These efforts at teamwork demonstrate the unique, unspoken alliance between Western nations – despite our differences, we continue to work together because we share common ideals. It is important to note that “Western civilization” is not based on a geographic map. Rather, Western nations are countries who have adopted the values of liberty and democracy – under this definition, Japan is considered by some to be western. Likewise, President Trump visited the Eastern nation of Poland and held it as an example of freedom to the rest of Europe.
Poland has a long history of oppression and conflict, yet they admirably united around the ideals of freedom and religion which enabled them to finally win sovereignty. The president argued that the world powers attending the G-20 Summit should look to Poland for inspiration on how to remain faithful to the ideals of a free and virtuous society. Throughout his international visits, President Trump has constantly upheld the idea that Western civilization is rooted in belief in God, the dignity of the human person, and liberty. These values, he stated, are the most noble and are worthy of defending against the attacks from the East. The very foundation of the West is being attacked daily, and it is no sin to defend the values which have built it.
Our commitment to Western ideals should be unshakable, because if we refuse to sacrifice for what we believe in, why would any other nation choose to adopt those values? In this regard, the United States cannot be afraid of offending others by the values that have guided us as a nation through history. In the same way, it is not a weakness to align with others who share similar values. Instead, it is a strength because the shared respect and commitment towards the same goals will prove to be an unbreakable tie that will help to guide the world.
With that said, is it wrong to put the defense of the West first, as the media suggests? Absolutely not.
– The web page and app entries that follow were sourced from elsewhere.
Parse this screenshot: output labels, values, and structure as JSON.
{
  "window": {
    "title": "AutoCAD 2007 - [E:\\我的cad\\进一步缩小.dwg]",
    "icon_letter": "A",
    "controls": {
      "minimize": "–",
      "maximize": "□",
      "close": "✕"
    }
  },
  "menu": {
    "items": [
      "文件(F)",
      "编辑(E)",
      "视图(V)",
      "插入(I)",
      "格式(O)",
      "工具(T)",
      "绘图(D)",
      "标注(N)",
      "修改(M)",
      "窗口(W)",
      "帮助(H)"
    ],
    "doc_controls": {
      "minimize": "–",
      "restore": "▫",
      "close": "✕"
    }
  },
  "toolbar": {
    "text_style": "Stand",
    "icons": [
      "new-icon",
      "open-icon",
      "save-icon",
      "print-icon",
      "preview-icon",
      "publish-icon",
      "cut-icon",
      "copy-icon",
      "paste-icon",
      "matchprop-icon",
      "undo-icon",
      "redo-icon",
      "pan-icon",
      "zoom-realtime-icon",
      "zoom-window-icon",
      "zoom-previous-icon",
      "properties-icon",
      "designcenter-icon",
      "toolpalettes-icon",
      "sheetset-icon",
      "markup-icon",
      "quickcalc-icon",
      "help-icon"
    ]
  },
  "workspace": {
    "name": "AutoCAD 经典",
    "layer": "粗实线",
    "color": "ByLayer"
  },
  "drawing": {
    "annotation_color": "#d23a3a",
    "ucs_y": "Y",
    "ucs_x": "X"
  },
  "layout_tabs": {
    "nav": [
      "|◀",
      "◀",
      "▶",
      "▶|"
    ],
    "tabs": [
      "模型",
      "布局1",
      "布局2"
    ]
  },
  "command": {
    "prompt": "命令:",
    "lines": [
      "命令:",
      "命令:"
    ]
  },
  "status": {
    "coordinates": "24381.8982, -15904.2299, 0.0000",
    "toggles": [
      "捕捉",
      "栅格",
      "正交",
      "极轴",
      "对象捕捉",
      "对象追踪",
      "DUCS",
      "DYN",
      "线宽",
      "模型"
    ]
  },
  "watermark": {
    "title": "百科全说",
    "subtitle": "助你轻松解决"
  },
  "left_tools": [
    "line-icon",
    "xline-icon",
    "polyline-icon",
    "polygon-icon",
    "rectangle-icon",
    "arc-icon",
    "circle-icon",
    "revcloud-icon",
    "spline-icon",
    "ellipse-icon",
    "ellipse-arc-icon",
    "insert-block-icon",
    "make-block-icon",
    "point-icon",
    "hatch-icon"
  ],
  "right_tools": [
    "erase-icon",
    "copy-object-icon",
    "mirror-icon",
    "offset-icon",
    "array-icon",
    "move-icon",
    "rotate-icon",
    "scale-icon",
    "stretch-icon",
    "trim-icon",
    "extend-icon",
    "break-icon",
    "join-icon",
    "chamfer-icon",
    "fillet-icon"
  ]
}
Western nations have made plenty of mistakes throughout history, but they are not defined by their weaknesses. Rather, the West is known for always fighting to become better and to defend the values that we hold dear. Instead of attacking the president for his pro-American remarks, we should understand that he is putting his citizens first. Because by doing so, he will be able to help the rest of the world.
Juliana Dauchess, a 2017 CBLPI Fellow, is a rising sophomore at the Universidad de Navarra in Pamplona, Spain.